(ACTION ITEM):
What is the number of lines in these entries that include "通过模拟进程帐户"? Write that number and no other text.

(MATERIAL TO PROCESS):
┏━━

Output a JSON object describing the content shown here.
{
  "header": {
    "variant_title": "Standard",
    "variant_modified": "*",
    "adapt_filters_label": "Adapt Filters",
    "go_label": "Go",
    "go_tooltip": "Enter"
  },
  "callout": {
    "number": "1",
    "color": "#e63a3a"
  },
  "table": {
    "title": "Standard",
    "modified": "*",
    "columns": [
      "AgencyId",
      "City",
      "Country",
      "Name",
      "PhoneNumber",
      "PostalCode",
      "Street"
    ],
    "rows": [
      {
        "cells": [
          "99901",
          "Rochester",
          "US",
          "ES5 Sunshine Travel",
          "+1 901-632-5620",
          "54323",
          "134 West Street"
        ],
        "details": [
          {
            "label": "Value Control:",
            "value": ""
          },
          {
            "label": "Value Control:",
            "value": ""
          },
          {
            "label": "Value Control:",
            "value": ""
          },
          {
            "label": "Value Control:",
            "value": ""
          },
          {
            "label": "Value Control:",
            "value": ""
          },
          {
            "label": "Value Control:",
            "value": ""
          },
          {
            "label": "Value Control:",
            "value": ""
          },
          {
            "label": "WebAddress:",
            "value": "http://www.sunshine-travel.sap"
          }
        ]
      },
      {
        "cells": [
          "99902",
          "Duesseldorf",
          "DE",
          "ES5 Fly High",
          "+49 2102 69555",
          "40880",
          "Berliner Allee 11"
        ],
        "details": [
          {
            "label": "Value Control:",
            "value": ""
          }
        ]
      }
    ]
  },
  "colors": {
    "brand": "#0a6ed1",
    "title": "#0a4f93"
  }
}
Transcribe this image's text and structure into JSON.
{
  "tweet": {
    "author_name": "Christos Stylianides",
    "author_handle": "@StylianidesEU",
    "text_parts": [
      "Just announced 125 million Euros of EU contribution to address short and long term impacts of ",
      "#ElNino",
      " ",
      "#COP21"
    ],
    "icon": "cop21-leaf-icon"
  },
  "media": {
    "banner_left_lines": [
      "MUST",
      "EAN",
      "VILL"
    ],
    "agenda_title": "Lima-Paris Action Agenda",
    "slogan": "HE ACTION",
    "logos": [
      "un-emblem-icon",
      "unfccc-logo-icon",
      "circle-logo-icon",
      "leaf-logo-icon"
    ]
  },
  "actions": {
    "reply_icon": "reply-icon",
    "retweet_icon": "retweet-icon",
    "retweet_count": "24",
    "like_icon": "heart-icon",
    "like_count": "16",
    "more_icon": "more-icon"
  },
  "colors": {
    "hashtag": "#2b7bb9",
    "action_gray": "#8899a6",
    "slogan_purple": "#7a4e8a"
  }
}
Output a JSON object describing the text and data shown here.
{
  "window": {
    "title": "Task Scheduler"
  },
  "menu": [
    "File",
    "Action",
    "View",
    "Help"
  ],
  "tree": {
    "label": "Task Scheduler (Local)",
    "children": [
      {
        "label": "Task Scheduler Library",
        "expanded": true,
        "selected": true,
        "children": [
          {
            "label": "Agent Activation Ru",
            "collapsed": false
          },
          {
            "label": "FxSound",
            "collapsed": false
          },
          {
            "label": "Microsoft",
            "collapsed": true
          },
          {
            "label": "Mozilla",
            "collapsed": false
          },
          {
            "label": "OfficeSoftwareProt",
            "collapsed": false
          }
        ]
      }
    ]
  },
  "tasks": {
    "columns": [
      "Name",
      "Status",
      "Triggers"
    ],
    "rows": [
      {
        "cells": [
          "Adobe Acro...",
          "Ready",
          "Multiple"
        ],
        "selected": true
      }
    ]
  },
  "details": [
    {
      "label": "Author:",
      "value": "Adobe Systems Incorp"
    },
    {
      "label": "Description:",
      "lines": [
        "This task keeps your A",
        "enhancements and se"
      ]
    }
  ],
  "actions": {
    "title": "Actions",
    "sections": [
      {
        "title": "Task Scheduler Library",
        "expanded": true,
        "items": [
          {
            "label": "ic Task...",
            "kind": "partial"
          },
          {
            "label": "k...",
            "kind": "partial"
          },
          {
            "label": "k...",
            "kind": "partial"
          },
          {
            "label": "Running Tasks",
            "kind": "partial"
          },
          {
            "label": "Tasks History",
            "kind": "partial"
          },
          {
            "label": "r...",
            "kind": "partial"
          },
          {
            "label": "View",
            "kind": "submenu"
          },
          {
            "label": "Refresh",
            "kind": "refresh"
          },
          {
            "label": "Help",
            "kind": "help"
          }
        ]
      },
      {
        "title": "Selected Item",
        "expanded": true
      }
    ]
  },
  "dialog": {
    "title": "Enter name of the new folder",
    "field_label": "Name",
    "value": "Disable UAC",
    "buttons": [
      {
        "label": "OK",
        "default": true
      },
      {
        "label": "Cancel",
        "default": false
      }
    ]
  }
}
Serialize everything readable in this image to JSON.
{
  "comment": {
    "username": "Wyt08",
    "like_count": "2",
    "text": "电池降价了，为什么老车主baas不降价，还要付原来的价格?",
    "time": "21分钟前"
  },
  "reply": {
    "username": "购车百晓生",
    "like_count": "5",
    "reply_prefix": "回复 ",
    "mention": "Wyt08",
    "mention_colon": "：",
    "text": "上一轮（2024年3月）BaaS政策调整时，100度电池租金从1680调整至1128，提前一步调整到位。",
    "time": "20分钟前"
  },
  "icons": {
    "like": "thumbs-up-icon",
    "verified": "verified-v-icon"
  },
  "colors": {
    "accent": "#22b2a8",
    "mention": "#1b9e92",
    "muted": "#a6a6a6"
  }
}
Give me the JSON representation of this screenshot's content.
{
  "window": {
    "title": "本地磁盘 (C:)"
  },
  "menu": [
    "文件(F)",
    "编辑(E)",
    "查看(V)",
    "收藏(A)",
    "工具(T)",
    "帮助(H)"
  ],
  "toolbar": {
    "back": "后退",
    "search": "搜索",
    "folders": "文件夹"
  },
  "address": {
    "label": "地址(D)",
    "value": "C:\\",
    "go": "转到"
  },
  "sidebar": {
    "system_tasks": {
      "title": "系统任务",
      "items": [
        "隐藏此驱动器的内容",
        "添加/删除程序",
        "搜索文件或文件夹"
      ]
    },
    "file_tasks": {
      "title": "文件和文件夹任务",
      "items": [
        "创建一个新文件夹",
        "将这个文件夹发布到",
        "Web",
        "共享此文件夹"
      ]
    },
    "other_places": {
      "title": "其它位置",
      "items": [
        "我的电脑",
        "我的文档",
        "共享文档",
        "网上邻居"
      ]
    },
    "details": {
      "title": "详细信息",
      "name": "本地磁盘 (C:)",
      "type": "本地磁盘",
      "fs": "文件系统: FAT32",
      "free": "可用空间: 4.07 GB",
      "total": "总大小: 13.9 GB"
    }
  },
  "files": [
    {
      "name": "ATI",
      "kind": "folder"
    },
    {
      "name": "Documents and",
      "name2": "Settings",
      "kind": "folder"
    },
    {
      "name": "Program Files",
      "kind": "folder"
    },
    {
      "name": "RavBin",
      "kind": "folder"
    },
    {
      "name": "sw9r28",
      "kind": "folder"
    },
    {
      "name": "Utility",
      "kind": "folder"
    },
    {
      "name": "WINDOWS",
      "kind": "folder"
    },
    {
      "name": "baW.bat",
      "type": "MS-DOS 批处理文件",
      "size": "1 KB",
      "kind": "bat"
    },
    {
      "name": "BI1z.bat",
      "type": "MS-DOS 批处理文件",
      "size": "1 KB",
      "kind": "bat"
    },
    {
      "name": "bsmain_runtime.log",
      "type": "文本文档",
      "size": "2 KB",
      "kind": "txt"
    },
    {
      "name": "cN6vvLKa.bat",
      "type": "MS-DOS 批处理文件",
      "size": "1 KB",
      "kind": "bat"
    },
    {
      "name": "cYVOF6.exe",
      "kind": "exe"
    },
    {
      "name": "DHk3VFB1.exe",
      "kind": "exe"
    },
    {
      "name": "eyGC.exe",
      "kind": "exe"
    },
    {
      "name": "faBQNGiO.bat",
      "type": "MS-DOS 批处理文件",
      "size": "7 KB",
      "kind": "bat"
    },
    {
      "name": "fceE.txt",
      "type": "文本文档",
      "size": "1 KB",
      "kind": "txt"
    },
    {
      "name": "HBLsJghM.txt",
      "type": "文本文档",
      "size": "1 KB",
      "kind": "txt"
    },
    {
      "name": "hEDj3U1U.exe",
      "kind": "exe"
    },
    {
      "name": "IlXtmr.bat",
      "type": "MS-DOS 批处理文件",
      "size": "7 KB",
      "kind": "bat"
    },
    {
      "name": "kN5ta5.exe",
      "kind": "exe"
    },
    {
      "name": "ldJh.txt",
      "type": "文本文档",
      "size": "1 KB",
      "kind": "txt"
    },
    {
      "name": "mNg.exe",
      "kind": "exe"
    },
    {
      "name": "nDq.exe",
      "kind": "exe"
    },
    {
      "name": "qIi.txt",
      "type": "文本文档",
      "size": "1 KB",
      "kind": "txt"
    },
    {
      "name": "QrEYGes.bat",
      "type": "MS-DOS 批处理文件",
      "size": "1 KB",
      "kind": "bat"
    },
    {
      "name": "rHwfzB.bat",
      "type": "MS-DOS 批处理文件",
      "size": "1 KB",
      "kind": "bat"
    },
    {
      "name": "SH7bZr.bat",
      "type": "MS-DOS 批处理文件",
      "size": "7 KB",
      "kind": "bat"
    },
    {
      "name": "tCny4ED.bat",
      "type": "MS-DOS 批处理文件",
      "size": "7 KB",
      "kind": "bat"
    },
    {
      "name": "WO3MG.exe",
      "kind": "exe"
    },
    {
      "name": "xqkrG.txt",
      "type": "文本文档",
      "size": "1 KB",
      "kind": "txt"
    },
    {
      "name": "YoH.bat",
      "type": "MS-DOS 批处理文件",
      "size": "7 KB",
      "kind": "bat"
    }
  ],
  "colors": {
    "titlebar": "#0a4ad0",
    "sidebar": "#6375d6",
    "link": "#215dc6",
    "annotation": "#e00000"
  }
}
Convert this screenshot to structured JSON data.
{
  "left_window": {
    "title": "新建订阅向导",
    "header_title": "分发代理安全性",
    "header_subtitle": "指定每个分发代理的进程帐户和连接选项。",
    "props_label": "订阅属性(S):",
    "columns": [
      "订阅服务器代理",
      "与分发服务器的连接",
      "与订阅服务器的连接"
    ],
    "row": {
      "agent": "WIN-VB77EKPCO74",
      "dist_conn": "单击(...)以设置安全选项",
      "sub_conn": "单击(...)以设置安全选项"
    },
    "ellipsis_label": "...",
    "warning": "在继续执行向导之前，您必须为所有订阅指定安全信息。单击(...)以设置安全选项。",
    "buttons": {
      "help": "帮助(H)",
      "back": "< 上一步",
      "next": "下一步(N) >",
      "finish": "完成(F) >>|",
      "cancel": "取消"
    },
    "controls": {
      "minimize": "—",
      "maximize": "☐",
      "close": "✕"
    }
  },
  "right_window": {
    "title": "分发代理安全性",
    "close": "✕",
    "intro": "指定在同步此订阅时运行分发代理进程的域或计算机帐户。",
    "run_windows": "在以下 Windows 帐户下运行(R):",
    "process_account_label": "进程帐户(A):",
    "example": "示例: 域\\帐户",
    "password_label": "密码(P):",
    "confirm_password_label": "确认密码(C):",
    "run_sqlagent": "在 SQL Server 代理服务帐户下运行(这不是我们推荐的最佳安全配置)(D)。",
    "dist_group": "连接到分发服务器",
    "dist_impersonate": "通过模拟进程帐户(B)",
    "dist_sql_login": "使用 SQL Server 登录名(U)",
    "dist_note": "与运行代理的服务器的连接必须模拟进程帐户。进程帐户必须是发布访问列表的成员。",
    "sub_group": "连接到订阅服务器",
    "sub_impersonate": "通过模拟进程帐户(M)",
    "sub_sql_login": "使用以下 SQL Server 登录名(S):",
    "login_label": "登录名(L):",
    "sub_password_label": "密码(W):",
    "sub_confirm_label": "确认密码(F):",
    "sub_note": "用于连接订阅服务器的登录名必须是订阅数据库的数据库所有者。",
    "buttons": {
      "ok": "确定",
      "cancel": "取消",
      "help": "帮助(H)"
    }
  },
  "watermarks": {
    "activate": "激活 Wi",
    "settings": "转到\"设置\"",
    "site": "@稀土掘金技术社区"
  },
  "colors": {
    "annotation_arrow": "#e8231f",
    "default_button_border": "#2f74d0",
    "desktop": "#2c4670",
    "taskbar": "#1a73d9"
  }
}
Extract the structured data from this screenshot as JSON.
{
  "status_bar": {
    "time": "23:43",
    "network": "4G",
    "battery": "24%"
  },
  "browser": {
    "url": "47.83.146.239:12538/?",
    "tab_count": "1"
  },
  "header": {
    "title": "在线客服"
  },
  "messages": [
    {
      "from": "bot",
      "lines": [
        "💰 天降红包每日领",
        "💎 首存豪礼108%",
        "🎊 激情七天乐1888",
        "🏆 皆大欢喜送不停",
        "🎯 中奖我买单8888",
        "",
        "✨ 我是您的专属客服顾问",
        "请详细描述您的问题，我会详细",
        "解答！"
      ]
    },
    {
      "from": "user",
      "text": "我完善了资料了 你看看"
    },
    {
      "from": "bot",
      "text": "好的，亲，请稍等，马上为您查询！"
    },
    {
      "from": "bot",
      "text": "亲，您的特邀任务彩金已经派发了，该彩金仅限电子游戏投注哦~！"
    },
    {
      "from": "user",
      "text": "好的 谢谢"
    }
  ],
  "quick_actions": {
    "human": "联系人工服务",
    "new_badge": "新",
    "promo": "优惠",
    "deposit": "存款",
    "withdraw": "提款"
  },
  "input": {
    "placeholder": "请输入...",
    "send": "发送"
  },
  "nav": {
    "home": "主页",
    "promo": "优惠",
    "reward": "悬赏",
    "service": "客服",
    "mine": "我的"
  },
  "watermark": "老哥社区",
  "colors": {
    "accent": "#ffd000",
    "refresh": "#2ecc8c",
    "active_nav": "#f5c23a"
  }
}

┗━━

(SOLUTION BELOW):
2